“Good.” I shift directly opposite her and read from the book. “Take my hands and close your eyes.”
We hold hands and I chant.
“Four elements of life, I beseech you. Hear our plea.
Let our thirteenth birthday be a great assembly.”
“Is that really in the book?”
I open an eye to see Mary peering at me. “Shhh. I’m personalizing it.”
“Close your eyes.” I continue.
“Four elements of life, it is our wish, it is our plea,
That our birthday planning stays under lock and key.
Four elements of life, it is our wish, it is our plea,
That our birthday is filled with magic and revelry!”
“Now, say it with me.” I squeeze Mary’s hands.
“I don’t remember what you said.”
She shrugs. “What?”
I let go of her hands, snatch a notepad and pen from the desk drawer, and scribble the chant. I pass the paper to her. It smells like bubble gum.
“Gee, thanks.” She holds it by the corner. Her eyes scan the page. “Your handwriting is terrible.”
I frown. “We can’t be fighting while we do this. Something might go wrong.”
She throws up her hands. “Oh, great. Now you’re telling me something bad will happen. You shouldn’t mess with this stuff anyway. It’s dangerous.” Her mouth puckers.
“How can you be afraid of it if you don’t think it’s real?” I resist the urge to fold my own arms.
She flicks her hair over her shoulder. “Just get on with it, okay?”
“Say the spell with me. Repeat it three times, that’s all.” I hold out my hands and give an encouraging smile.
Her hands are cold and clammy, though the room is warm.
We close our eyes and chant the spell. At the end of the third round, I open my eyes and let out a long breath. “Wasn’t so bad, right?”
“Yeah.” Mary nods. She rubs her hands together. “So, is that it?”
The room goes ice cold. The beds, desk, chair, light fixtures, everything starts shaking. Our cell phones ring and the alarm clock buzzes. A gust of wind whips our hair into knots and sends a stack of loose papers swirling in circles. The candles blow out, darkening the room. Cass and Polly howl and dash under Mary’s bed.
“Oh, crap, we did something wrong.” Mary’s voice tremors with fear. She dives for the floor.
“Ack!” A paperback novel swoops for my head. I duck. It ricochets off my mattress and slides toward Cass. She leaps in the air, smashing into the box spring above him. Polly barks at her, then the book.
“Stop it, Anne!” Mary swats an airborne sweater before it wraps around her face to smother her.
“I don’t know how.” I grab her arm and drag her toward the door. “Let’s get out of here.”
We huddle by the door and Mary keeps watch for random projectiles while I jiggle the handle.
“It’s locked.” I twist and twist, but the thing won’t turn.
By now, the swirling wind, wonky electronics, and yelping dogs have fried my brain. I can’t think beyond, please stop, please stop, please stop.
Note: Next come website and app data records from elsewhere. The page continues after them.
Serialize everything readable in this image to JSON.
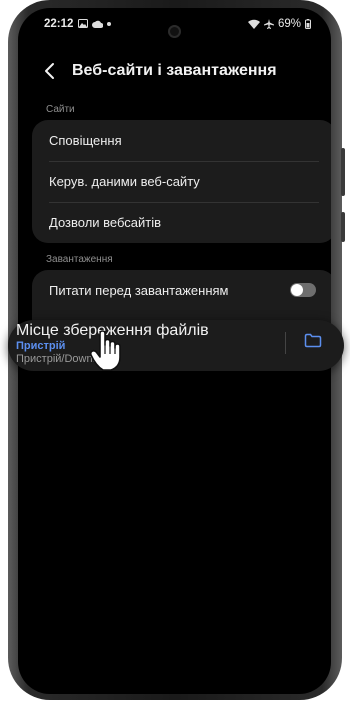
{
  "status_bar": {
    "time": "22:12",
    "battery": "69%",
    "left_icons": [
      "image-icon",
      "cloud-icon",
      "dot-icon"
    ],
    "right_icons": [
      "wifi-icon",
      "airplane-icon",
      "battery-icon"
    ]
  },
  "header": {
    "title": "Веб-сайти і завантаження",
    "back_icon": "back-arrow-icon"
  },
  "sections": {
    "sites": {
      "label": "Сайти",
      "items": [
        "Сповіщення",
        "Керув. даними веб-сайту",
        "Дозволи вебсайтів"
      ]
    },
    "downloads": {
      "label": "Завантаження",
      "ask_before_download": {
        "label": "Питати перед завантаженням",
        "enabled": false
      },
      "storage_location": {
        "label": "Місце збереження файлів",
        "value": "Пристрій",
        "path": "Пристрій/Downl"
      }
    }
  },
  "colors": {
    "accent": "#5c8fef",
    "background": "#000000",
    "card": "#1c1c1c"
  }
}
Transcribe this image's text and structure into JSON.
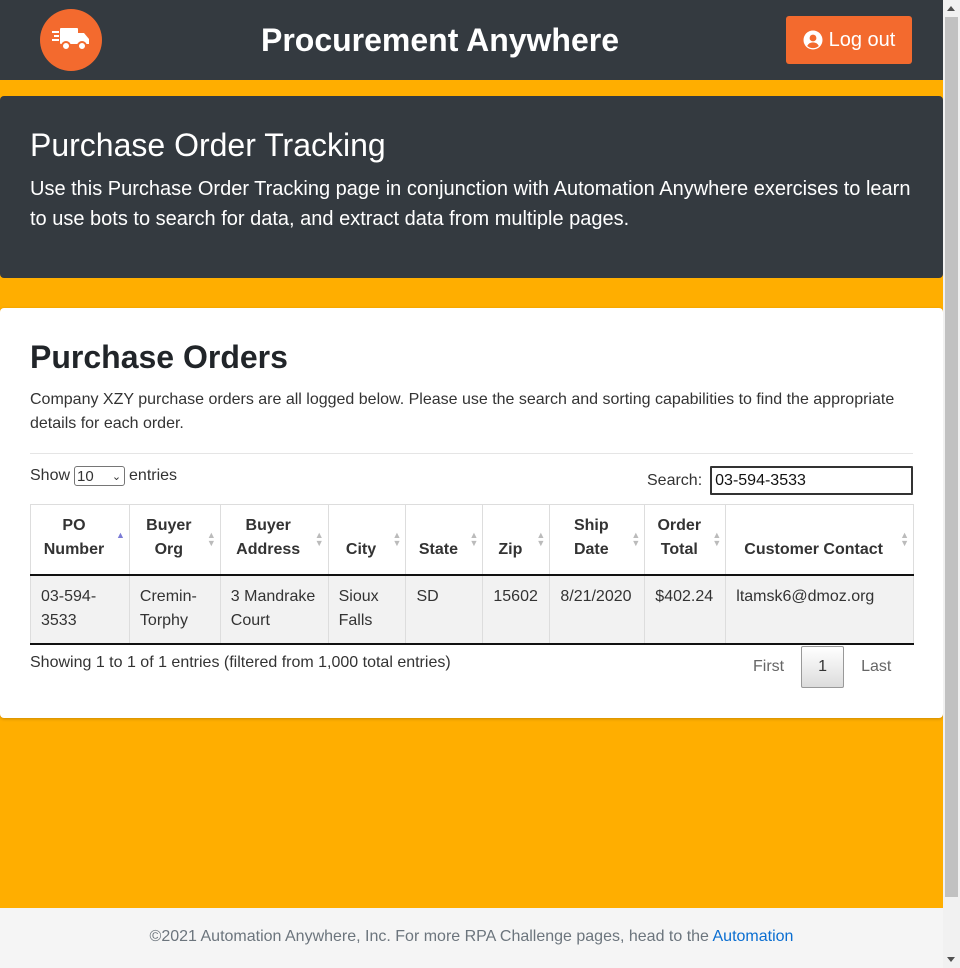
{
  "navbar": {
    "brand": "Procurement Anywhere",
    "logo_icon": "truck-icon",
    "logout_label": "Log out",
    "logout_icon": "user-circle-icon",
    "colors": {
      "bg": "#343a40",
      "accent": "#f36a2e"
    }
  },
  "jumbotron": {
    "title": "Purchase Order Tracking",
    "text": "Use this Purchase Order Tracking page in conjunction with Automation Anywhere exercises to learn to use bots to search for data, and extract data from multiple pages."
  },
  "orders": {
    "title": "Purchase Orders",
    "description": "Company XZY purchase orders are all logged below. Please use the search and sorting capabilities to find the appropriate details for each order.",
    "length": {
      "prefix": "Show",
      "selected": "10",
      "suffix": "entries"
    },
    "search": {
      "label": "Search:",
      "value": "03-594-3533"
    },
    "columns": [
      "PO Number",
      "Buyer Org",
      "Buyer Address",
      "City",
      "State",
      "Zip",
      "Ship Date",
      "Order Total",
      "Customer Contact"
    ],
    "rows": [
      [
        "03-594-3533",
        "Cremin-Torphy",
        "3 Mandrake Court",
        "Sioux Falls",
        "SD",
        "15602",
        "8/21/2020",
        "$402.24",
        "ltamsk6@dmoz.org"
      ]
    ],
    "info": "Showing 1 to 1 of 1 entries (filtered from 1,000 total entries)",
    "pagination": {
      "first": "First",
      "current": "1",
      "last": "Last"
    }
  },
  "footer": {
    "text": "©2021 Automation Anywhere, Inc. For more RPA Challenge pages, head to the ",
    "link": "Automation"
  },
  "colors": {
    "page_bg": "#ffae00",
    "link": "#0a6ed1"
  }
}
“Anne? Mary? Knock off that racket. I need to concentrate.” Mom’s bellowing voice is louder than the commotion in our room. “I mean it. Don’t make me come up there.”
What’s worse, a poltergeist or Mom?
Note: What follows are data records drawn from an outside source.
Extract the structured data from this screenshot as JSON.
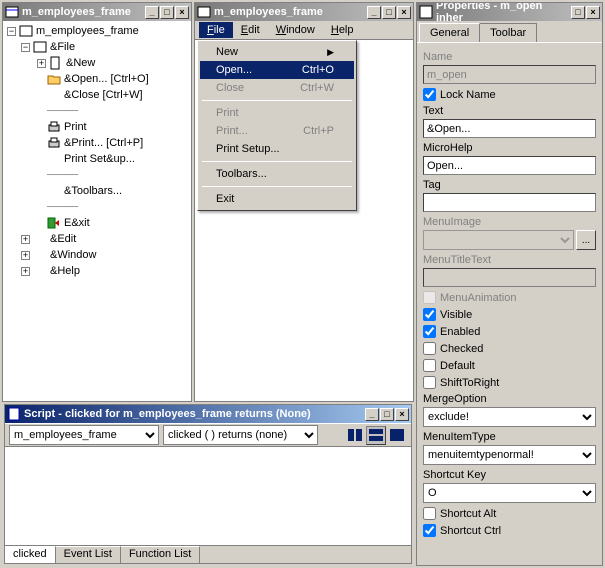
{
  "tree_panel": {
    "title": "m_employees_frame",
    "root": "m_employees_frame",
    "file": "&File",
    "items": {
      "new": "&New",
      "open": "&Open...  [Ctrl+O]",
      "close": "&Close  [Ctrl+W]",
      "print": "Print",
      "printdlg": "&Print...  [Ctrl+P]",
      "setup": "Print Set&up...",
      "toolbars": "&Toolbars...",
      "exit": "E&xit"
    },
    "edit": "&Edit",
    "window": "&Window",
    "help": "&Help"
  },
  "menu_panel": {
    "title": "m_employees_frame",
    "menubar": {
      "file": "File",
      "edit": "Edit",
      "window": "Window",
      "help": "Help"
    },
    "dropdown": {
      "new": "New",
      "open": "Open...",
      "open_sc": "Ctrl+O",
      "close": "Close",
      "close_sc": "Ctrl+W",
      "print": "Print",
      "printdlg": "Print...",
      "printdlg_sc": "Ctrl+P",
      "setup": "Print Setup...",
      "toolbars": "Toolbars...",
      "exit": "Exit"
    }
  },
  "props_panel": {
    "title": "Properties - m_open  inher",
    "tabs": {
      "general": "General",
      "toolbar": "Toolbar"
    },
    "labels": {
      "name": "Name",
      "lockname": "Lock Name",
      "text": "Text",
      "microhelp": "MicroHelp",
      "tag": "Tag",
      "menuimage": "MenuImage",
      "menutitletext": "MenuTitleText",
      "menuanimation": "MenuAnimation",
      "visible": "Visible",
      "enabled": "Enabled",
      "checked": "Checked",
      "default": "Default",
      "shifttoright": "ShiftToRight",
      "mergeoption": "MergeOption",
      "menuitemtype": "MenuItemType",
      "shortcutkey": "Shortcut Key",
      "shortcutalt": "Shortcut Alt",
      "shortcutctrl": "Shortcut Ctrl"
    },
    "values": {
      "name": "m_open",
      "text": "&Open...",
      "microhelp": "Open...",
      "tag": "",
      "mergeoption": "exclude!",
      "menuitemtype": "menuitemtypenormal!",
      "shortcutkey": "O",
      "browse": "..."
    }
  },
  "script_panel": {
    "title": "Script - clicked for m_employees_frame returns (None)",
    "sel1": "m_employees_frame",
    "sel2": "clicked ( ) returns (none)"
  },
  "bottom_tabs": {
    "clicked": "clicked",
    "eventlist": "Event List",
    "functionlist": "Function List"
  }
}
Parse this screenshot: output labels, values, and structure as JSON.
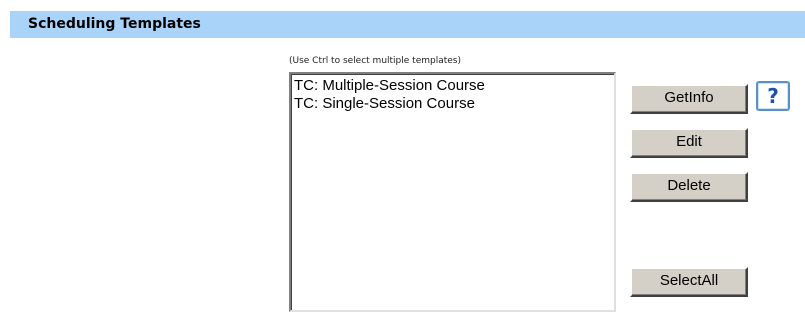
{
  "header": {
    "title": "Scheduling Templates"
  },
  "templates": {
    "hint": "(Use Ctrl to select multiple templates)",
    "items": [
      "TC: Multiple-Session Course",
      "TC: Single-Session Course"
    ]
  },
  "actions": {
    "getinfo_label": "GetInfo",
    "help_label": "?",
    "help_icon": "question-mark-icon",
    "edit_label": "Edit",
    "delete_label": "Delete",
    "selectall_label": "SelectAll"
  },
  "colors": {
    "header_background": "#a9d3f9",
    "button_face": "#d4d0c8",
    "help_accent": "#1f4fa8"
  }
}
I stand and put my hands up. “Four elements of life, hear our plea. Stop destroying our room, I beseech thee!”
The chaos intensifies. The dogs go crazy. Mary cries.
“Stop it, stop it, stop it!” I slam my fists against my thighs.
The wind stops. Everything falls to the floor as gravity once again takes over. Our phones stop ringing. The alarm clock dies.
I smooth my tangled hair—like it’s possible—and try to catch my breath. Mary is still whimpering by the door. I kneel next to her. “It’s okay. It’s over.”
She gulps. “We’re never doing anything like that again.”